Miso: The Umami Ingredient Everyone's Talking About

From marinades to butters, discover how you can use miso in unexpected and creative ways.

Looking to add a new flavor profile that's both interesting and trendy to your cooking? You should be seeking out something with umami—a funky, savory sensation that isn’t exactly a flavor, per se, but helps gives heft and body to dishes… and you can get it by adding some miso to your pantry.

This classic Japanese condiment, usually made from fermented soybeans, is most commonly found as a paste, in either red, white, or black varieties (all of which have their own distinct flavor). Taste them to discover which you prefer — the white is sweeter and more mellow, while the red is the saltiest and has the most pungent flavor — then try them in these unexpected and creative ways. That miso soup you get at sushi restaurants doesn't even begin to touch the myriad of ways miso can enhance your food, be it in vinaigrettes, marinades, spice rubs and beyond. And because it's a paste, miso is perfect for grilling season, as the smoky heat of flames or charcoal only enhance its flavors.

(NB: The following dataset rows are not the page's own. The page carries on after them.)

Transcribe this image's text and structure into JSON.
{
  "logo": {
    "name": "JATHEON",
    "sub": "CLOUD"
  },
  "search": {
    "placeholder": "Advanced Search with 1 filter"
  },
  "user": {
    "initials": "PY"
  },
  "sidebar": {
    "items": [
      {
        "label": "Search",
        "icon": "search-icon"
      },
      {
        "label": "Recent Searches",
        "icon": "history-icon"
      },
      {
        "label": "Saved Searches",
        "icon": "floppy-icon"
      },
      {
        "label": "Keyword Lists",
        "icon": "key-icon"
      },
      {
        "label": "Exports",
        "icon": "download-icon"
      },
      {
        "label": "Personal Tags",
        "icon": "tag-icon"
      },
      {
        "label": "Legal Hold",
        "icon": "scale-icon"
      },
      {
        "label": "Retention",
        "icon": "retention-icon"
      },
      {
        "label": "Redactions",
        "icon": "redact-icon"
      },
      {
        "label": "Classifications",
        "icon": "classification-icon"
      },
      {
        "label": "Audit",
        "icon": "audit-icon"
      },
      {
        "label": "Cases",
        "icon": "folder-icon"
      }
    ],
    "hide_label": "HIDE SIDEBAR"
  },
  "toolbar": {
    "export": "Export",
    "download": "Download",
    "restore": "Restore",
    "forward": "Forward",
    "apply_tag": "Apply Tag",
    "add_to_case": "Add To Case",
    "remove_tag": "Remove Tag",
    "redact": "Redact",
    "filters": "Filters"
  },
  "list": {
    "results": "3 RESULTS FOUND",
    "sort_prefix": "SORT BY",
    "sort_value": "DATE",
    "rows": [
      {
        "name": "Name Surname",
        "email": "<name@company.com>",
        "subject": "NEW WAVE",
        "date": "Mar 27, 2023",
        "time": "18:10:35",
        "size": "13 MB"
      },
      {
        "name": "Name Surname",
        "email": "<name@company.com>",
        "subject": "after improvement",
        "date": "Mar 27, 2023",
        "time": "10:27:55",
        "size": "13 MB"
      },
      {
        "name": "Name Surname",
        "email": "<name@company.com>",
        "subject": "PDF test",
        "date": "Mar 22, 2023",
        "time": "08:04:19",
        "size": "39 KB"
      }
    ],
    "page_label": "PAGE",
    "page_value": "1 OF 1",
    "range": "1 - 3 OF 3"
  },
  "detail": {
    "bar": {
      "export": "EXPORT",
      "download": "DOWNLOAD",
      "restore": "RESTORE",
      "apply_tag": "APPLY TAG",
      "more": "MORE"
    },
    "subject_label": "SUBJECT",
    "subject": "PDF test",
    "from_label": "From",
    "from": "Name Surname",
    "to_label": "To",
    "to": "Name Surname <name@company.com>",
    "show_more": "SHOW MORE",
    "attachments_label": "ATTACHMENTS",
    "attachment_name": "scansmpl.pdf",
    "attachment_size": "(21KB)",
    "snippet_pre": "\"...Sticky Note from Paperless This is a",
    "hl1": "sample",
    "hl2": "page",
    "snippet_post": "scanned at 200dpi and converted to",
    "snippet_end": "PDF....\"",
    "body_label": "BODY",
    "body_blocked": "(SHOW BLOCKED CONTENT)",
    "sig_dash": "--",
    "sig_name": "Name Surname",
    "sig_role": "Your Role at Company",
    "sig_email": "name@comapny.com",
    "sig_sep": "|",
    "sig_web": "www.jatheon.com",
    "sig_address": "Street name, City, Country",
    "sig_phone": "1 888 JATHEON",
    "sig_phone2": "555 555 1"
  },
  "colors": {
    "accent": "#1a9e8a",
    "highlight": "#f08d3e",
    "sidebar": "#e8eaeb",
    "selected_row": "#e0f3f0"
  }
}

Marinade & Glaze

Made popular by Nobu’s famous miso black cod, this miso marinade is an easy way to add this ingredient into your repertoire. Cook meats like pork, beef, and lamb, or vegetables like eggplant or squash, in a miso glaze, a mixture of the paste and anything from fruit purees to mirin and sake. For an extra kick, try coating chicken wings, baked in our Electrolux Convection with WaveTouch Control, with miso, honey, and hot sauce.


Combine the earthy taste of miso with sesame oil, rice vinegar, chilies, and chopped herbs like Thai basil and cilantro for a dressing that is perfect for salads, pasta, and crispy vegetables. For dressings and vinaigrettes, white miso will likely be your go-to thanks to its subtle flavor.

Miso Butter

Combine 1/3 parts miso paste with 2/3 parts softened, unsalted butter to create this delicious pantry staple. Spread it on sandwiches, use it to top baked potatoes and steaks, and fold it into pasta for a nice kick of savory flavor. Like all compound butters, you can freeze your miso butter and cut off knobs as you need it to cook with or top a steak with.

Sweet Miso

The heft of miso doesn’t only have to be used with savory dishes. Miso pairs well with fall fruits like apples and pears, so spoon that miso butter onto a crumble for a decadent twist, or use it to make roasted fruit compotes. The flavor also works well with chocolate, so try adding miso and sesame to your fudge recipe for a fun update. If you really want to make friends while also making the most of your miso, bake a batch of Miso Butterscotch Bars that perfectly suit the ingredient's savory profile.